Thats not always the case. Dont go by that rule. Its true most of the time.
#33
Quote by /-\liceNChains
Thats not always the case. Dont go by that rule. Its true most of the time.

Then I have been misinformed, I'll go study my theory again.
one_vision, Are you sure you aren't looking at it upside down?
I'm that dude with the fro.
Quote by angus fan16
Long story short, a whale flew out of the ocean, landed next to me and shot like a wall of water straight into my face.
#35
Quote by one vision
^Top string = 4th fret on high e string?

That'd be a G#.

G#dim? I think not.
It is, however, a Ddim7, Fdim7, G#dim7, and Bdim7, as Sue said.
Admittedly I was wrong, though, about the Bdim (I'm tearing down the misinforming chord poster now)
Bdim
--------
--------
---7---
---9---
---8---
---7---
I'm that dude with the fro.
Quote by angus fan16
Long story short, a whale flew out of the ocean, landed next to me and shot like a wall of water straight into my face.
Last edited by Froboarder at Oct 29, 2008,
#37
Quote by one vision
^Yeah, I meant the top note is a G#.

Oh, well you're right in that perspective.
I'm that dude with the fro.
Quote by angus fan16
Long story short, a whale flew out of the ocean, landed next to me and shot like a wall of water straight into my face.
#38
This is bugging.

For the first 10 posts, the progression is in the key of G (C Lydian) with a chromatic tone. Rules can be broken.

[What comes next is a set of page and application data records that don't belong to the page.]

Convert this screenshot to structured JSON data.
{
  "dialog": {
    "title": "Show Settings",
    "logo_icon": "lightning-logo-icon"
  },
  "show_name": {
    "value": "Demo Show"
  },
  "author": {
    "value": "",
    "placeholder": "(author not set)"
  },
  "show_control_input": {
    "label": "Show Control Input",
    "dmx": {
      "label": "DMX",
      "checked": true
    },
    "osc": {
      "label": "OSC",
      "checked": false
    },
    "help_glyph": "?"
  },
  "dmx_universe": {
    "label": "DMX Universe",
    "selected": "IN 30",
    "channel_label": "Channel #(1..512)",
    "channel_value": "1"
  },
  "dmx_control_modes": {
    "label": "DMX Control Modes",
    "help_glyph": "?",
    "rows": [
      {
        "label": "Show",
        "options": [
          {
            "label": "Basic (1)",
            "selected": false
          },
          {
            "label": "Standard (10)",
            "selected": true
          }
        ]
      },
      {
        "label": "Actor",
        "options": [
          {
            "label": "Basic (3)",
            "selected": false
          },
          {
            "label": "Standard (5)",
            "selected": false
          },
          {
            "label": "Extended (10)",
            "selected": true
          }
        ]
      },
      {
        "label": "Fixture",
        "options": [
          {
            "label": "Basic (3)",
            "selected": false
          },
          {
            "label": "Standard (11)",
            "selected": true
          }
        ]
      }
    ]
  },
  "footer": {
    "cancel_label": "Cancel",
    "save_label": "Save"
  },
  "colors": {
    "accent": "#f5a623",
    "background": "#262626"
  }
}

EDIT: excluding post 6...
Last edited by Ssargentslayer at Oct 29, 2008,